Speaking at a journalist briefing, she said: ‘The thing that is most remarkable is the sustained response.

‘I was really please when I saw a sustained response at 12 weeks.

‘If you’ve got a slower waning that’s a very encouraging outcome for these patients.’

Professor Boyton added: ‘These people need as much boosting as they can get. I think it’s a really important phenomenon.

‘This study is all about showing how we can enhance the boosting so they’re in that safe level where they are protected if they meet the virus.’

Researchers said people at risk from serious flare-ups should remain on medication, even when getting boosted, because the comparative benefits of pausing are not worth it.

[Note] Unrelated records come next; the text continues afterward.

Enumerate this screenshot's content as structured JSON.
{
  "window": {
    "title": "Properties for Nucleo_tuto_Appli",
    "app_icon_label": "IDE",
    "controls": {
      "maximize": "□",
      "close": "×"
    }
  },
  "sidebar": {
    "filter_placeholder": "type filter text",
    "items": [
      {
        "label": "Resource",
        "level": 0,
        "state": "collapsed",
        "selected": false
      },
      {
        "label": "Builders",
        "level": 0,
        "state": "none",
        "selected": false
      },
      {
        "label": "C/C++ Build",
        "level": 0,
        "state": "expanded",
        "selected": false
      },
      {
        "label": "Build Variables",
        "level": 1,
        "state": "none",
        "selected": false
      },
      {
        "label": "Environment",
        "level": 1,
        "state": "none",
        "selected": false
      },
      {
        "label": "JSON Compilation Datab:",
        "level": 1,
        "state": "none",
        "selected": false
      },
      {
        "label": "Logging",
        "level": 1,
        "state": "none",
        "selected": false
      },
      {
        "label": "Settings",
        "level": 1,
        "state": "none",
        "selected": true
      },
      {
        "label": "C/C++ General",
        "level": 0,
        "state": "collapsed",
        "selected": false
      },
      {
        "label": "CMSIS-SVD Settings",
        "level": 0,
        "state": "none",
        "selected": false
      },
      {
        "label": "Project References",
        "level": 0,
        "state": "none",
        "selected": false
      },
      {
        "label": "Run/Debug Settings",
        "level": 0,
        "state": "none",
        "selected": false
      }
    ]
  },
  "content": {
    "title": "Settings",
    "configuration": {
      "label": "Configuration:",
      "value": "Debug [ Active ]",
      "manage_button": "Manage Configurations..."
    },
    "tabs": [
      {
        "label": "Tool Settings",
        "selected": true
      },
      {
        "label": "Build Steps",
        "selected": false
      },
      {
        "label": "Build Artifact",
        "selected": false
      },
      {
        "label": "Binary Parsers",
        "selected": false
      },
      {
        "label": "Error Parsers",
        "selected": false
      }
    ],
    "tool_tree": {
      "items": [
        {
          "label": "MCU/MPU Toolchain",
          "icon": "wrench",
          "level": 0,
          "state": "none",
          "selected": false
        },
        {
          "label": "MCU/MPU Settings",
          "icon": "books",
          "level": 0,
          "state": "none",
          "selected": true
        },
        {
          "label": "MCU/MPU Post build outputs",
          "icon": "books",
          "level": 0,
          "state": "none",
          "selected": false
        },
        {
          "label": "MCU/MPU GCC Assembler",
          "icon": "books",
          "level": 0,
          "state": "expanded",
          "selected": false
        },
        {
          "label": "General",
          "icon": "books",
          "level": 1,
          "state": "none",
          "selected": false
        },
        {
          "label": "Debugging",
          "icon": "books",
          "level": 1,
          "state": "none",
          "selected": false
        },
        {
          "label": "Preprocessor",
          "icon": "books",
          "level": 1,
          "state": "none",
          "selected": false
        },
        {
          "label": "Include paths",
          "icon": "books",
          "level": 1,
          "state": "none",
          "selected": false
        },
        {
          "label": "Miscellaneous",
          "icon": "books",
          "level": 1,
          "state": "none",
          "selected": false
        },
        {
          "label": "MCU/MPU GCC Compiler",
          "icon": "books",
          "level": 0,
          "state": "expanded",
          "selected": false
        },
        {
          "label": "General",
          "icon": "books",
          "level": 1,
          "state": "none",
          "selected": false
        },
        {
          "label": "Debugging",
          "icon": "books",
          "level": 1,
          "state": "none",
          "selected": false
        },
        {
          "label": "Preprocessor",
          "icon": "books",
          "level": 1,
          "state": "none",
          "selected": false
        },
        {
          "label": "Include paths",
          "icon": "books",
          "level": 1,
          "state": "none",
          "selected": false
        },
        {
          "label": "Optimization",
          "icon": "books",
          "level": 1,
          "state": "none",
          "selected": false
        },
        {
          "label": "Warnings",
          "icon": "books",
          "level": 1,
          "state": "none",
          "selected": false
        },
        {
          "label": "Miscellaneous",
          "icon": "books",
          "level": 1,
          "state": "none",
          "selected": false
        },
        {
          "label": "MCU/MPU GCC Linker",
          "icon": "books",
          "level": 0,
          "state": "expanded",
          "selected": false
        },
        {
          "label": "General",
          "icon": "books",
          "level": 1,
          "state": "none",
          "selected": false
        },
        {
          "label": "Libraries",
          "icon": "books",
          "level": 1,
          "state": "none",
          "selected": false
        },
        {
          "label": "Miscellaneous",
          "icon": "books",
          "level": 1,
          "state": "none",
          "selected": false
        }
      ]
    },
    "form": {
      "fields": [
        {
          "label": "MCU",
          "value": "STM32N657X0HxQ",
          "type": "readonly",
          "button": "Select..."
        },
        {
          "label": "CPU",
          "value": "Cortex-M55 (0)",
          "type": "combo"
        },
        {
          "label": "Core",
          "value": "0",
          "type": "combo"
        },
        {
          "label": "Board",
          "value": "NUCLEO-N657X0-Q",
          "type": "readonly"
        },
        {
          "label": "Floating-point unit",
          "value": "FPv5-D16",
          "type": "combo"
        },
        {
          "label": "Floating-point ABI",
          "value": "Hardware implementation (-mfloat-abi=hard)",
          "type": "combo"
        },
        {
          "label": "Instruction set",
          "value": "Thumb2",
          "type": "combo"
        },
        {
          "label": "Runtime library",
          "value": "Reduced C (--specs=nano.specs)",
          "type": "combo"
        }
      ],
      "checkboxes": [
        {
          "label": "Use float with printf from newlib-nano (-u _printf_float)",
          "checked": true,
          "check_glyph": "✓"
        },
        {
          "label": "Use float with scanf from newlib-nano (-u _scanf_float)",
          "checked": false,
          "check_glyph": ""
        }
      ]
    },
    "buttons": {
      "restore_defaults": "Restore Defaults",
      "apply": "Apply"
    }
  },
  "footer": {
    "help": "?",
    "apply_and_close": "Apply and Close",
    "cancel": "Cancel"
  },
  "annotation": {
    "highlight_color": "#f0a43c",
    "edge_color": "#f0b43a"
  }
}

Lead author Professor Abhishek Abhishek, a rheumatologist at the University of Nottingham, said: ‘The beauty of this study is that its an easy-to-implement change that people can do at home.

‘But the key thing is anybody shouldn’t be doing it [on their own]. They can consult with their specialist and GP to find out what is best for them

‘If they have a disease where the flare up is severe after stopping treatment, then it would be better for them not to interrupt treatment

‘If people don’t interrupt treatment, they will still benefit from the Covid vaccine with a strong immune response.’

Source: | This article originally belongs to Dailymail.co.uk

Leave a Reply

Your email address will not be published.